- PICC Lines can move within your body -- Since my line had visibly come out by 2 cm, I asked my oncologist to order an X-ray and have the tip placement verified. The X-Ray showed that the tip was now about 4 cm from where it had been placed originally. This means that, in addition to the visible 2 cm of movement outside of my body, the line had also moved 2 cm within my body! Though a radiologist confirmed that the tip was still in a good place for chemo, it's horrifying to think that the tip can move without me having any indication of this outside of my body. This is something that really doesn't happen with either port-a-caths or chest catheters, likely because the line inside the body is much shorter and your chest does not move like your arm and shoulder do. Why is this tip location so important? The short answer is because vesicants can do some serious damage to your body if not quickly mixed into the bloodstream.
- PICC Lines can cause blood clots -- This one is arguably the worst of them all as it can lead to life-threatening pulmonary embolism, stroke, even death. Just between us, it would really suck to successfully fight cancer for years only to be taken by an unexpected complication, such as a blood clot or serious infection.
Things were were all "normal" with my PICC line, though on Friday, November 19, I noticed some unusual numbness and tingling from the top of my right shoulder to my hand. I ignored this for much of the day, but as the afternoon wore on, I starting getting concerned. At around 4:00 that afternoon, I made the decision to head to the ER.
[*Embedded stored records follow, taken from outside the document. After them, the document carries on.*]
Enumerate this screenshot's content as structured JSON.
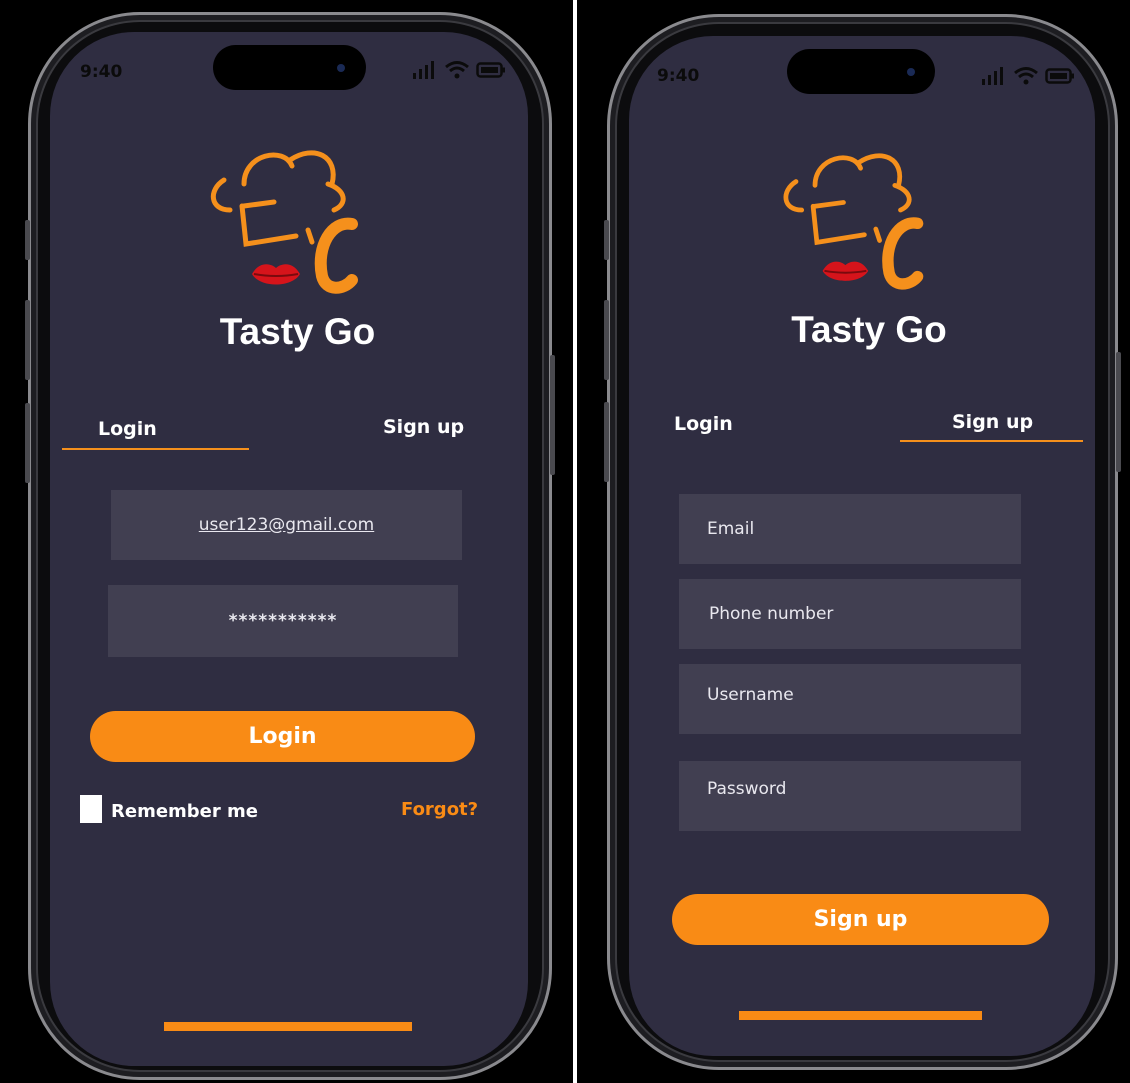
{
  "login_screen": {
    "status_time": "9:40",
    "app_title": "Tasty Go",
    "tabs": {
      "login": "Login",
      "signup": "Sign up",
      "active": "login"
    },
    "email_value": "user123@gmail.com",
    "password_value": "***********",
    "submit_label": "Login",
    "remember_label": "Remember me",
    "remember_checked": false,
    "forgot_label": "Forgot?"
  },
  "signup_screen": {
    "status_time": "9:40",
    "app_title": "Tasty Go",
    "tabs": {
      "login": "Login",
      "signup": "Sign up",
      "active": "signup"
    },
    "email_placeholder": "Email",
    "phone_placeholder": "Phone number",
    "username_placeholder": "Username",
    "password_placeholder": "Password",
    "submit_label": "Sign up"
  },
  "colors": {
    "screen_bg": "#2f2d41",
    "field_bg": "#413f51",
    "accent": "#f98b15",
    "lips": "#d6141b"
  },
  "icons": [
    "chef-hat-logo",
    "cellular-signal-icon",
    "wifi-icon",
    "battery-icon"
  ]
}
Though many tests were performed, it was ultimately the ultrasound of my right arm that showed a clot on the PICC line itself. I was never given any details as to the exact size or location of the clot; hopefully such details will be forthcoming.
I was given a dose of Lovenox (blood thinner) prior to my discharge that evening.
What comes next?
What does come next? Is the PICC line going to be taken out? If so, when? How long will I need to be on blood thinners? For how long will I need to worry about the life-threatening aspects of clots? (Actually, I'm trying not to ask those "dark" questions, but they do cross my mind.) What impact is this going to have on the trip to Key West that Holly and I have planned in less than 2 weeks from now?
So many questions. Hopefully this week I will have answers to all of those questions.
Things are not all 'doom and gloom'
Now I normally am not one to complain, and that's honestly not my intention here. Once again, I'm just trying to keep it all real here and share the unvarnished truth about life as a Stage IV cancer patient. I had a new set of scans done back on October 4 and I'm happy to report that things are still "stable" with my tumor. That is indeed great news. Now if only I could get an access that works and won't kill me!
Isn't surviving the cancer supposed to be the "hard" part? I still find it surprising that, months after a port infection, I'm still having all sorts of issues with my access. Frankly, I'm just sick and tired of having unexpected medical issues, having to run to the ER, and seeing what little free time I have consumed by medical "maintenance" for my access.
I remain optimistic though that, after I get over this one last hurdle and get a better access, things will turn around for me. During this Thanksgiving season, I am so thankful for a successful cancer treatment plan and hope/pray that treatment will become easier with a better access.
Happy Thanksgiving to all!